• _Problem details_
Every line of the listing below is to be duplicated exactly, with the pictures left out.
[[ Entries provided, beginning ]]
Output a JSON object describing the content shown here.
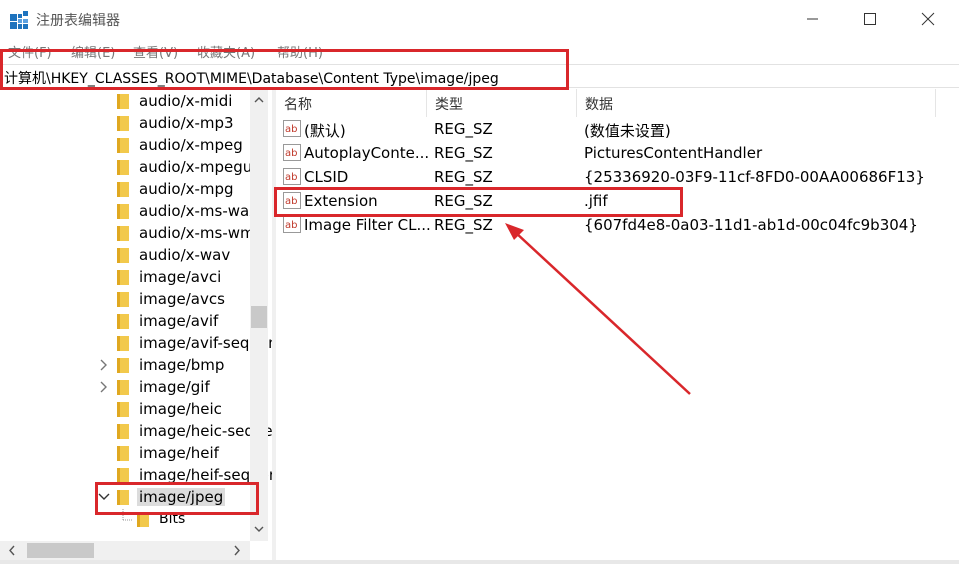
{
  "window": {
    "title": "注册表编辑器",
    "icon": "registry-editor-icon"
  },
  "menu": [
    "文件(F)",
    "编辑(E)",
    "查看(V)",
    "收藏夹(A)",
    "帮助(H)"
  ],
  "address": "计算机\\HKEY_CLASSES_ROOT\\MIME\\Database\\Content Type\\image/jpeg",
  "tree": {
    "items": [
      {
        "label": "audio/x-midi",
        "expander": ""
      },
      {
        "label": "audio/x-mp3",
        "expander": ""
      },
      {
        "label": "audio/x-mpeg",
        "expander": ""
      },
      {
        "label": "audio/x-mpegurl",
        "expander": ""
      },
      {
        "label": "audio/x-mpg",
        "expander": ""
      },
      {
        "label": "audio/x-ms-wax",
        "expander": ""
      },
      {
        "label": "audio/x-ms-wma",
        "expander": ""
      },
      {
        "label": "audio/x-wav",
        "expander": ""
      },
      {
        "label": "image/avci",
        "expander": ""
      },
      {
        "label": "image/avcs",
        "expander": ""
      },
      {
        "label": "image/avif",
        "expander": ""
      },
      {
        "label": "image/avif-sequence",
        "expander": ""
      },
      {
        "label": "image/bmp",
        "expander": ">"
      },
      {
        "label": "image/gif",
        "expander": ">"
      },
      {
        "label": "image/heic",
        "expander": ""
      },
      {
        "label": "image/heic-sequence",
        "expander": ""
      },
      {
        "label": "image/heif",
        "expander": ""
      },
      {
        "label": "image/heif-sequence",
        "expander": ""
      },
      {
        "label": "image/jpeg",
        "expander": "v",
        "selected": true
      },
      {
        "label": "Bits",
        "expander": "",
        "child": true
      }
    ]
  },
  "list": {
    "headers": {
      "name": "名称",
      "type": "类型",
      "data": "数据"
    },
    "rows": [
      {
        "name": "(默认)",
        "type": "REG_SZ",
        "data": "(数值未设置)"
      },
      {
        "name": "AutoplayConte...",
        "type": "REG_SZ",
        "data": "PicturesContentHandler"
      },
      {
        "name": "CLSID",
        "type": "REG_SZ",
        "data": "{25336920-03F9-11cf-8FD0-00AA00686F13}"
      },
      {
        "name": "Extension",
        "type": "REG_SZ",
        "data": ".jfif"
      },
      {
        "name": "Image Filter CL...",
        "type": "REG_SZ",
        "data": "{607fd4e8-0a03-11d1-ab1d-00c04fc9b304}"
      }
    ]
  },
  "colors": {
    "annotation": "#d9272b",
    "folder": "#f2c94c",
    "icon_blue": "#1e73be"
  }
}
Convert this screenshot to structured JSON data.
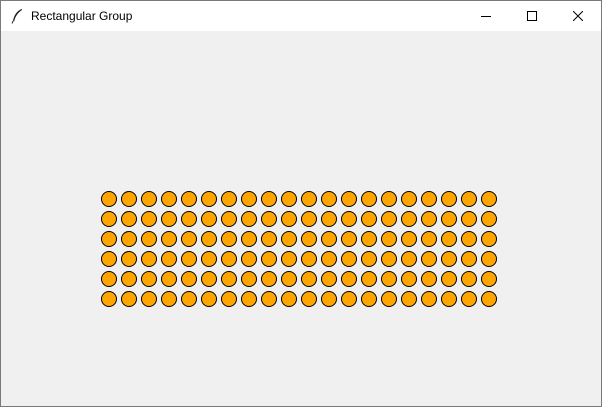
{
  "window": {
    "title": "Rectangular Group",
    "icons": {
      "app": "feather-icon",
      "minimize": "minimize-icon",
      "maximize": "maximize-icon",
      "close": "close-icon"
    }
  },
  "grid": {
    "rows": 6,
    "columns": 20,
    "fill_color": "#FFA500",
    "stroke_color": "#000000",
    "background_color": "#F0F0F0"
  }
}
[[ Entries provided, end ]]
• _Finished exercise_
Output a JSON object describing the content shown here.
{
  "window": {
    "title": "注册表编辑器",
    "icon": "registry-editor-icon"
  },
  "menu": [
    "文件(F)",
    "编辑(E)",
    "查看(V)",
    "收藏夹(A)",
    "帮助(H)"
  ],
  "address": "计算机\\HKEY_CLASSES_ROOT\\MIME\\Database\\Content Type\\image/jpeg",
  "tree": {
    "items": [
      {
        "label": "audio/x-midi",
        "expander": ""
      },
      {
        "label": "audio/x-mp3",
        "expander": ""
      },
      {
        "label": "audio/x-mpeg",
        "expander": ""
      },
      {
        "label": "audio/x-mpegurl",
        "expander": ""
      },
      {
        "label": "audio/x-mpg",
        "expander": ""
      },
      {
        "label": "audio/x-ms-wax",
        "expander": ""
      },
      {
        "label": "audio/x-ms-wma",
        "expander": ""
      },
      {
        "label": "audio/x-wav",
        "expander": ""
      },
      {
        "label": "image/avci",
        "expander": ""
      },
      {
        "label": "image/avcs",
        "expander": ""
      },
      {
        "label": "image/avif",
        "expander": ""
      },
      {
        "label": "image/avif-sequence",
        "expander": ""
      },
      {
        "label": "image/bmp",
        "expander": ">"
      },
      {
        "label": "image/gif",
        "expander": ">"
      },
      {
        "label": "image/heic",
        "expander": ""
      },
      {
        "label": "image/heic-sequence",
        "expander": ""
      },
      {
        "label": "image/heif",
        "expander": ""
      },
      {
        "label": "image/heif-sequence",
        "expander": ""
      },
      {
        "label": "image/jpeg",
        "expander": "v",
        "selected": true
      },
      {
        "label": "Bits",
        "expander": "",
        "child": true
      }
    ]
  },
  "list": {
    "headers": {
      "name": "名称",
      "type": "类型",
      "data": "数据"
    },
    "rows": [
      {
        "name": "(默认)",
        "type": "REG_SZ",
        "data": "(数值未设置)"
      },
      {
        "name": "AutoplayConte...",
        "type": "REG_SZ",
        "data": "PicturesContentHandler"
      },
      {
        "name": "CLSID",
        "type": "REG_SZ",
        "data": "{25336920-03F9-11cf-8FD0-00AA00686F13}"
      },
      {
        "name": "Extension",
        "type": "REG_SZ",
        "data": ".jfif"
      },
      {
        "name": "Image Filter CL...",
        "type": "REG_SZ",
        "data": "{607fd4e8-0a03-11d1-ab1d-00c04fc9b304}"
      }
    ]
  },
  "colors": {
    "annotation": "#d9272b",
    "folder": "#f2c94c",
    "icon_blue": "#1e73be"
  }
}
Convert this screenshot to structured JSON data.
{
  "window": {
    "title": "Rectangular Group",
    "icons": {
      "app": "feather-icon",
      "minimize": "minimize-icon",
      "maximize": "maximize-icon",
      "close": "close-icon"
    }
  },
  "grid": {
    "rows": 6,
    "columns": 20,
    "fill_color": "#FFA500",
    "stroke_color": "#000000",
    "background_color": "#F0F0F0"
  }
}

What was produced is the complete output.